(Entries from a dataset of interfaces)
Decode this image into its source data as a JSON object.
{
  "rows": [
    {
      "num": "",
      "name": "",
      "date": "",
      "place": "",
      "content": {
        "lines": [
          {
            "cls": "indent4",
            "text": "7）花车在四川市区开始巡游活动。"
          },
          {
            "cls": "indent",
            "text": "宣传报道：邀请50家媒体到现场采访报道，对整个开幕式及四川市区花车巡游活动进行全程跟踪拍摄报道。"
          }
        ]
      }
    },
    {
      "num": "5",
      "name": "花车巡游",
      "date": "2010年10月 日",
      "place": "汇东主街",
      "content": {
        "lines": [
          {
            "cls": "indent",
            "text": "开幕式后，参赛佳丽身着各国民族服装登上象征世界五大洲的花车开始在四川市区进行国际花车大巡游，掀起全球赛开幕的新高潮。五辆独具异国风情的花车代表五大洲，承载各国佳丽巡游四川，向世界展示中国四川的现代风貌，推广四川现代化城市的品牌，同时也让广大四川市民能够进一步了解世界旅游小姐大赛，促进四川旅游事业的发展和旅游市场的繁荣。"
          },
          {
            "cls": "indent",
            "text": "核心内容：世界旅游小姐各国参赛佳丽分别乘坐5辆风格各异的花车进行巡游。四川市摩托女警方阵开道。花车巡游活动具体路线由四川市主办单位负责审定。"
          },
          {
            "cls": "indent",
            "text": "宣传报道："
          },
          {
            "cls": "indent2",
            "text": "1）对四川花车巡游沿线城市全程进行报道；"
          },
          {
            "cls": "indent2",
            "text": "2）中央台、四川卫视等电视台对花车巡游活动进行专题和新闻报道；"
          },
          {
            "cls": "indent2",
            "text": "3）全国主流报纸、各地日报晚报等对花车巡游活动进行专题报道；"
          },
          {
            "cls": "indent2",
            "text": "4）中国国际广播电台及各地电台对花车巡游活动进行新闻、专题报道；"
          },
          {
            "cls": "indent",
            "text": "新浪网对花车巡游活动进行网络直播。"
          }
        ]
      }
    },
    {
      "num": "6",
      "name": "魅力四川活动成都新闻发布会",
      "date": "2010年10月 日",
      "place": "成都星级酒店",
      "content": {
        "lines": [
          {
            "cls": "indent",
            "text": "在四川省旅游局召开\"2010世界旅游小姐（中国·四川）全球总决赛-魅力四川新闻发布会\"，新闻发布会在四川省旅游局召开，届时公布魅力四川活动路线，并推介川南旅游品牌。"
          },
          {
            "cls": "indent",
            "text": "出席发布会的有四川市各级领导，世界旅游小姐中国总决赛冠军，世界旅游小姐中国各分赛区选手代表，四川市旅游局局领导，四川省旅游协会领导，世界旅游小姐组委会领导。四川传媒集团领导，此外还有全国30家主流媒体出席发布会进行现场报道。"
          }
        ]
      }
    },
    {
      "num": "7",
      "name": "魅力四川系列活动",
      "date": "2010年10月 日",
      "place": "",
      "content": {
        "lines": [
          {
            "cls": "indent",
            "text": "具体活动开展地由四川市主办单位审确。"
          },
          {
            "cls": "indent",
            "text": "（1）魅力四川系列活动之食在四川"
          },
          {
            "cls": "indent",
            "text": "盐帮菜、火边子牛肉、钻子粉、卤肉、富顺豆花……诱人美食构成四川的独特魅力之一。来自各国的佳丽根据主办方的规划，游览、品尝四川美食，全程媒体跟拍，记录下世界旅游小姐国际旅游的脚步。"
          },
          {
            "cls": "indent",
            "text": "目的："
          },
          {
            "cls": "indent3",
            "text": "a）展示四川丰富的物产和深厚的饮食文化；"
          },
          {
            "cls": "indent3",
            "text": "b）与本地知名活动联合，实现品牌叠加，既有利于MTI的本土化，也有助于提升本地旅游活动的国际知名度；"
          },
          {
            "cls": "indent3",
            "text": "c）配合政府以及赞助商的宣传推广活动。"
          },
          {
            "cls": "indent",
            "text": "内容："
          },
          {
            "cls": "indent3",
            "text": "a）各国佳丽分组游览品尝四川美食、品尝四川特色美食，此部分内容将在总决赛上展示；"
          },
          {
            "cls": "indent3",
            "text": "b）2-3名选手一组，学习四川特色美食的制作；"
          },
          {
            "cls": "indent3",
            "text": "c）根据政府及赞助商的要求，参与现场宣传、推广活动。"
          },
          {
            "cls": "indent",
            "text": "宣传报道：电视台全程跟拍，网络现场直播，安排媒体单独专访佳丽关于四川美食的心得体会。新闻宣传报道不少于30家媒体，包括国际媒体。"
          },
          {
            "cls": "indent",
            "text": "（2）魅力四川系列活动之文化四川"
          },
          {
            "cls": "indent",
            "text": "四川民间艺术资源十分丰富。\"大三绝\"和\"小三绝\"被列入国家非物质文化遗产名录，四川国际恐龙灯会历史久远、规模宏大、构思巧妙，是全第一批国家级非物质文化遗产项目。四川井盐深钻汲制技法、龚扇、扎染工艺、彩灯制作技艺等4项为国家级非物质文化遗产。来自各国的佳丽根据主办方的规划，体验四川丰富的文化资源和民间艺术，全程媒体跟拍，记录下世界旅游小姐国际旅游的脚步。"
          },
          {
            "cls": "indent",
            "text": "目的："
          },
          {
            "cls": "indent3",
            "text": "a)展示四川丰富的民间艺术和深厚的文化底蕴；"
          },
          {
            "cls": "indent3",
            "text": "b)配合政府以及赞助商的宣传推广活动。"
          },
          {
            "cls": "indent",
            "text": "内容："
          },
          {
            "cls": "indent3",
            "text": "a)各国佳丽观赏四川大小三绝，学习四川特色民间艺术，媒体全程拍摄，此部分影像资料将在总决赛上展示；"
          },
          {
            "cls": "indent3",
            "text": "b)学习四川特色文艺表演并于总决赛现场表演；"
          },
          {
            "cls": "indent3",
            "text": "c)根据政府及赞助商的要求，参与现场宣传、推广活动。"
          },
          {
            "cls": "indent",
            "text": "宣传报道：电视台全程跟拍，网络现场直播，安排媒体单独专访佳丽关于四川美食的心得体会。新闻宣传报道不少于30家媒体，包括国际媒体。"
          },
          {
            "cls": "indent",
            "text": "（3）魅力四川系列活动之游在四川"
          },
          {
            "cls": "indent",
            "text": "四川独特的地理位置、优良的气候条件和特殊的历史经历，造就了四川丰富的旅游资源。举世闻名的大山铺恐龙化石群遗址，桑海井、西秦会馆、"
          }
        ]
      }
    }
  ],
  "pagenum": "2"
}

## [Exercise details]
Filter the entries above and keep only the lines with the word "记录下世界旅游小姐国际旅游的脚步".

## [Solution to this exercise]
            "text": "盐帮菜、火边子牛肉、钻子粉、卤肉、富顺豆花……诱人美食构成四川的独特魅力之一。来自各国的佳丽根据主办方的规划，游览、品尝四川美食，全程媒体跟拍，记录下世界旅游小姐国际旅游的脚步。"
            "text": "四川民间艺术资源十分丰富。\"大三绝\"和\"小三绝\"被列入国家非物质文化遗产名录，四川国际恐龙灯会历史久远、规模宏大、构思巧妙，是全第一批国家级非物质文化遗产项目。四川井盐深钻汲制技法、龚扇、扎染工艺、彩灯制作技艺等4项为国家级非物质文化遗产。来自各国的佳丽根据主办方的规划，体验四川丰富的文化资源和民间艺术，全程媒体跟拍，记录下世界旅游小姐国际旅游的脚步。"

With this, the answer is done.